In facilitating compliance with the requirements of the Ordinance by the employer as

data user and in exercise of the Commissioner’s powers under section 8(5) of the

Ordinance, the Commissioner issued in December 2004 the Privacy Guidelines:

Monitoring and Personal Data Privacy at Work.


Where employee monitoring is justified

for legitimate business purposes, an employer should take practicable steps to formulate

and make known its monitoring policy and due regard should be given to the legitimate

expectation of the employees of personal data privacy. It is generally accepted that by

entering into employment relationships, the employees, though submitting themselves to

the lawful instructions to be given by the employer, do not thereby forsake all their rights

to personal data privacy. The employees’ legitimate expectation of privacy should

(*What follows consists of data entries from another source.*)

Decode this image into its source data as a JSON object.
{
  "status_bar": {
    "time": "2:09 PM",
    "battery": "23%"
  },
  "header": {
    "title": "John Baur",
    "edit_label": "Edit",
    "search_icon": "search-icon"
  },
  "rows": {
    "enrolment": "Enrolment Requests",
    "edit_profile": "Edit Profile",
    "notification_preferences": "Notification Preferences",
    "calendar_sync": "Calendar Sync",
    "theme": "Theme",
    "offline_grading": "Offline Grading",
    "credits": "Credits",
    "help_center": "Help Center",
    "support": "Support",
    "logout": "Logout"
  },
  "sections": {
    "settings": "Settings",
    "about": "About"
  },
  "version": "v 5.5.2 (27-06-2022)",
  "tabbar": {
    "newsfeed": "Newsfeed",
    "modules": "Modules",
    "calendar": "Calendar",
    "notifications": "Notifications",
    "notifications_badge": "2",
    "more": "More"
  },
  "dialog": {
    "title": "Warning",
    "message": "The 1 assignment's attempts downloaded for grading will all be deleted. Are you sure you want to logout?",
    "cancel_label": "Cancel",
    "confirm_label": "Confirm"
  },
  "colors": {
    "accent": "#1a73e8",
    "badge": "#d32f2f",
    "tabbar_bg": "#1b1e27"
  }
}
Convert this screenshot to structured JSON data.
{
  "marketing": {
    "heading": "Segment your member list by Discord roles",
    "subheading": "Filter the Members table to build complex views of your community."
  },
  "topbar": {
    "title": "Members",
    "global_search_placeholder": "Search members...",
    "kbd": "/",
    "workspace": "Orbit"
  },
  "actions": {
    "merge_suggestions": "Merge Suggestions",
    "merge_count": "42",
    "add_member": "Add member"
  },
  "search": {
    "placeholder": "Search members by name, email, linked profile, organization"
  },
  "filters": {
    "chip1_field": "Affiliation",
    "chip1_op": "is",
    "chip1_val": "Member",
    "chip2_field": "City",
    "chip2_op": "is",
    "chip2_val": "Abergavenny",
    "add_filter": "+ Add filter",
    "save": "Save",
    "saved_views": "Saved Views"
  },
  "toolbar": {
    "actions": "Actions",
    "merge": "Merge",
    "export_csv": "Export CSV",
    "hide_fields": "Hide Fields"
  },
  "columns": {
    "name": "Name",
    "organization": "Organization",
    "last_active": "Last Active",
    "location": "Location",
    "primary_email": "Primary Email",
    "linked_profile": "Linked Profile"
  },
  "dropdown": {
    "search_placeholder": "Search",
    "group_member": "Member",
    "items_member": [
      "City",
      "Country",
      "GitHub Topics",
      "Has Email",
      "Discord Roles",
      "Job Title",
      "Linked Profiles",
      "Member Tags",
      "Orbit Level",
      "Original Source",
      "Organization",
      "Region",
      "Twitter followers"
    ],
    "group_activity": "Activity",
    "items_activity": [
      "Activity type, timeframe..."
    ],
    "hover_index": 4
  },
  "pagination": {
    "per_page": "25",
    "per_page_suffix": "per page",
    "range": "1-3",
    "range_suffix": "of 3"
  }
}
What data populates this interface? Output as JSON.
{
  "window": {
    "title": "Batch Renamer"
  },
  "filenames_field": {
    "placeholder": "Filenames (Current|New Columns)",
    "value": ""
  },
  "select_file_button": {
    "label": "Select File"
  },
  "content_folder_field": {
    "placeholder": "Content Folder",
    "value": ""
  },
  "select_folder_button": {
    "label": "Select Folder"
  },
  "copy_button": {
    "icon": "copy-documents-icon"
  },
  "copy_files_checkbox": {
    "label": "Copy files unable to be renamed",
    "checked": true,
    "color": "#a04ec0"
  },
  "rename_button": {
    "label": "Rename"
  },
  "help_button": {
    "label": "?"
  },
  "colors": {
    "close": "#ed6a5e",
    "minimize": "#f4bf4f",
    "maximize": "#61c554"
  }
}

extend to cover such matters as the installation of CCTV in toilets or changing rooms, the

indiscriminate collection of the contents of their personal emails or the recording of

private calls without proper justification. The transparency of actions expressed through

a clearly written and communicated PPS is indicative of the employer’s accountability

for its monitoring policies and practices and is conducive to building mutual trust

between employers and employees.


In a complaint that came before the Commissioner, a public organisation was found to

have installed covert pinhole cameras for detecting theft of its property believed to be

committed by its staff. Upon investigation, it was found that the use of pinhole cameras

was extensive and out of proportion in relation to the objective of gathering evidence of

crime and the means adopted were unfair. In view of the monitoring activities carried

out by the organisation and the number of employees affected, the organisation was

found not to have taken reasonably practicable steps (such as considering adoption of

less privacy-intrusive means) to comply with DPP5 and failed to have in place a

monitoring policy.



In another complaint in relation to the collection of fingerprint data by an employer

from its employees for the purpose of monitoring attendance,


the Commissioner found

that the employer’s assertion that “all fingerprint records will be handled according to

the Privacy Ordinance and will not be leaked” without giving further particulars on how

the records would be handled was plainly insufficient to make known its policies and

practices in collecting the employees’ fingerprint data.


In the Guidelines (available on the Website: _Work_revis_Eng.pdf )

, the 3As concept (i.e. Assessment, Alternatives and Accountability) in assessing the

appropriateness of employee monitoring and the 3Cs approach (i.e. Clarity, Communication and Control) were

introduced in relation to the handling of personal data collected during monitoring. The DPP5 requirements were

expounded in the Clarity and Communication concepts in devising and making known a Monitoring Policy. Employers

are encouraged to follow the recommended good practices mentioned in the Guidelines.


See Investigation Report No. R05-7230, available on the Website:


See Investigation Report No. R09-7884, available on the Website: df